If you're ever confused over a particular feature of the iRig app, a help guide is accessible by tapping the question mark icon in the top-left corner. In addition, a setup button at the bottom of the screen offers control over playback latency (the delay between when you hit a note, and when you hear it), feedback management, and an Auto Sleep option that allows the app to go to sleep when not in use. Latency can be switched between Low and Ultra Low, with the latter option squeezing the processing buffer for tighter response time. On our third-generation iPod Touch running iOS 4, we noticed no discernible latency with either setting; however, the slower processor of the second-generation iPod Touch or iPhone 3G may require some latency adjustment. The feedback setting is used to prevent any of the effect or amplifier emulations from distorting to the point of feedback, thus preventing you from sounding like Jimi Hendrix, and probably saving some of your hearing.
The AmpliTube iRig offers good sound for its price, and offers a staggering amount of flexibility. If you're a guitarist who already owns an iPhone, iPad, or iPod Touch, spending $39 to turn it into a high-tech practice amp seems like a no-brainer. The closest solution that rivals it is the $79 Line6 Pocket POD Express, a standalone product with no integrated music player, tuner, or metronome.
Putting value aside, keep your expectations in check when it comes to the AmpliTube's sound quality. When we A/B tested it against the $130 JamVox system (arguably an unfair comparison, but in the ballpark) it was easy to discern where the iRig sonically fell short in clarity, dynamic range, and emulation quality. Like any guitar product, sound quality is in the ear of the beholder, but we think it's fair to warn that AmpliTube iRig can't hold up to software emulation solutions in the $100-and-up range, such as Native Instruments' Guitar Rig, POD Farm, Waves GTR, or even the AmpliTube PC software. That said, until someone finds a way to put Guitar Rig in your pocket, iRig has the priceless advantage of portability, with no batteries required.
There are some nitpicky improvements we'd like to see, aside from preset labels. We understand that IK Multimedia may be wary of deafening its customers, but we're disappointed with iRig's restrained volume. Guitarists and bass players with active pickups may have better luck with the app's limited headroom, but we had to put our iPod at full crank to muster a decent signal from both our Fender Stratocaster and Hallmark 60 Custom.

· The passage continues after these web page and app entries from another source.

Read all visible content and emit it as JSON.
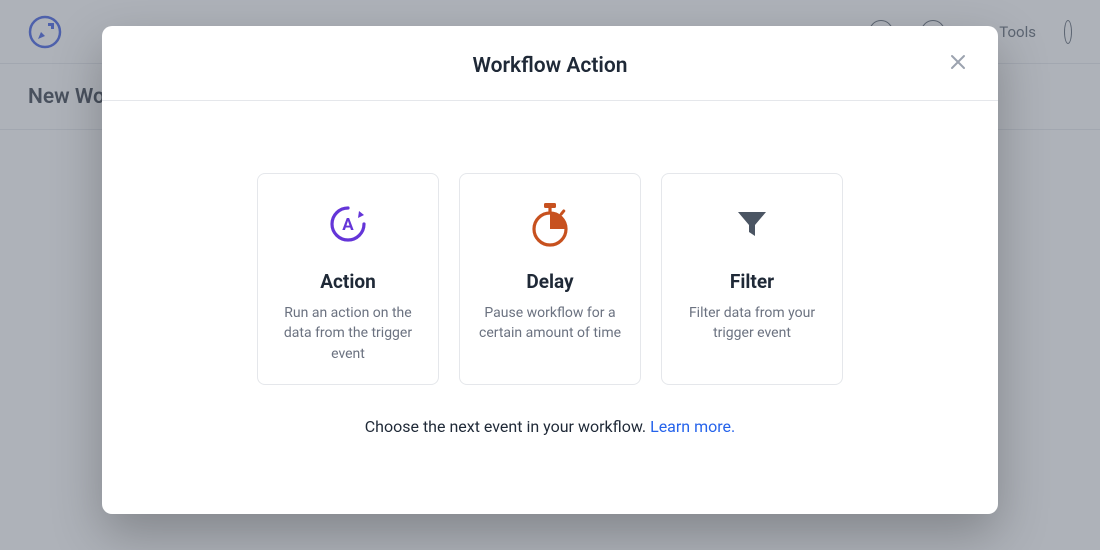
{
  "header": {
    "tools_label": "Tools"
  },
  "subheader": {
    "title": "New Workflow"
  },
  "modal": {
    "title": "Workflow Action",
    "footer_text": "Choose the next event in your workflow. ",
    "learn_more": "Learn more.",
    "cards": [
      {
        "title": "Action",
        "desc": "Run an action on the data from the trigger event"
      },
      {
        "title": "Delay",
        "desc": "Pause workflow for a certain amount of time"
      },
      {
        "title": "Filter",
        "desc": "Filter data from your trigger event"
      }
    ]
  },
  "colors": {
    "brand_blue": "#2B4CE0",
    "action_purple": "#6435D8",
    "delay_orange": "#C7511F",
    "filter_gray": "#4B5563"
  }
}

But if we could request only one feature for the iRig, it would be a recorder. It's fine to plug in your guitar purely for the purpose of rocking out and honing your chops, but should inspiration strike, it's nice to have a way to record song ideas. The proposed recorder wouldn't need to multitrack, or even record in stereo--just offer a way to save song ideas. If iRig can fold in recording, it can evolve from a weekend warrior guitar amp into a broadly useful tool for guitarists to both create and rehearse songs on the go.

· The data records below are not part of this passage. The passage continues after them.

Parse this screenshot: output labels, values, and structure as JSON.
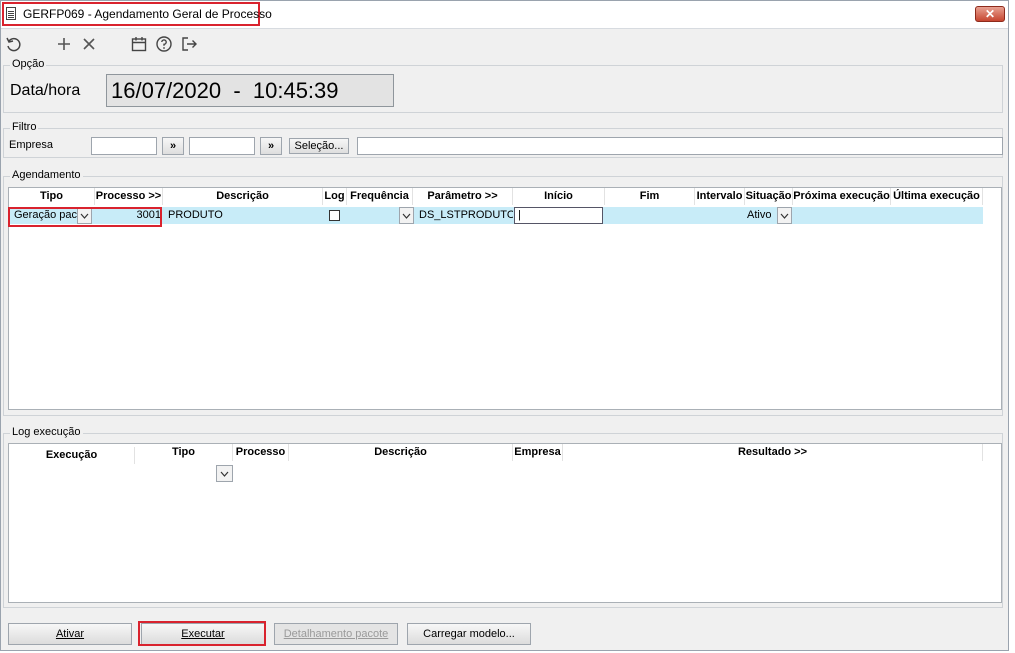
{
  "window": {
    "title": "GERFP069 - Agendamento Geral de Processo",
    "close_glyph": "✕"
  },
  "toolbar": {
    "icons": [
      "undo-icon",
      "plus-icon",
      "close-icon",
      "calendar-icon",
      "help-icon",
      "exit-icon"
    ]
  },
  "opcao": {
    "legend": "Opção",
    "label": "Data/hora",
    "value": "16/07/2020  -  10:45:39"
  },
  "filtro": {
    "legend": "Filtro",
    "empresa_label": "Empresa",
    "from_value": "",
    "to_value": "",
    "arrow1": "»",
    "arrow2": "»",
    "selecao_label": "Seleção...",
    "wide_value": ""
  },
  "agendamento": {
    "legend": "Agendamento",
    "columns": [
      "Tipo",
      "Processo >>",
      "Descrição",
      "Log",
      "Frequência",
      "Parâmetro >>",
      "Início",
      "Fim",
      "Intervalo",
      "Situação",
      "Próxima execução",
      "Última execução"
    ],
    "row": {
      "tipo": "Geração pac",
      "processo": "3001",
      "descricao": "PRODUTO",
      "log_checked": false,
      "frequencia": "",
      "parametro": "DS_LSTPRODUTO=",
      "inicio": "|",
      "fim": "",
      "intervalo": "",
      "situacao": "Ativo",
      "proxima": "",
      "ultima": ""
    }
  },
  "log": {
    "legend": "Log execução",
    "columns": [
      "Execução",
      "Tipo",
      "Processo",
      "Descrição",
      "Empresa",
      "Resultado >>"
    ]
  },
  "buttons": {
    "ativar": "Ativar",
    "executar": "Executar",
    "detalhamento": "Detalhamento pacote",
    "carregar": "Carregar modelo..."
  },
  "colors": {
    "highlight": "#d9232e",
    "row_selected": "#c8ecf8"
  }
}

To hear a brief demo of the AmpliTube iRig in action, here's a recording we made using both clean and distortion settings, recorded to a Macbook. Disclaimer: author is not a rock star.

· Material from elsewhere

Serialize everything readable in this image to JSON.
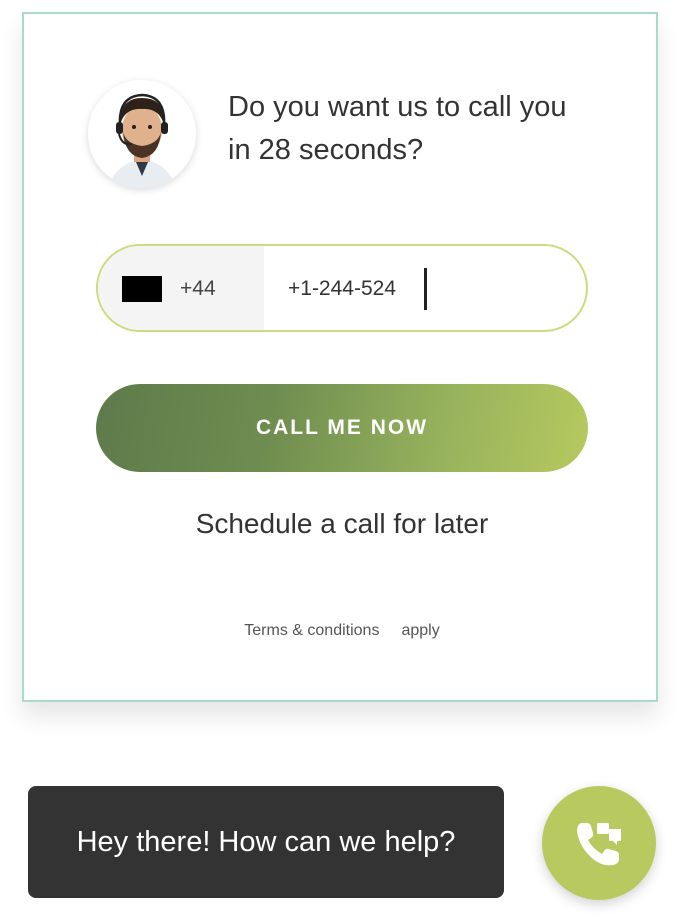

AmpliTube iRig test:
For the sake of comparison, here's a similar recording made using the $130 Vox JamVox system.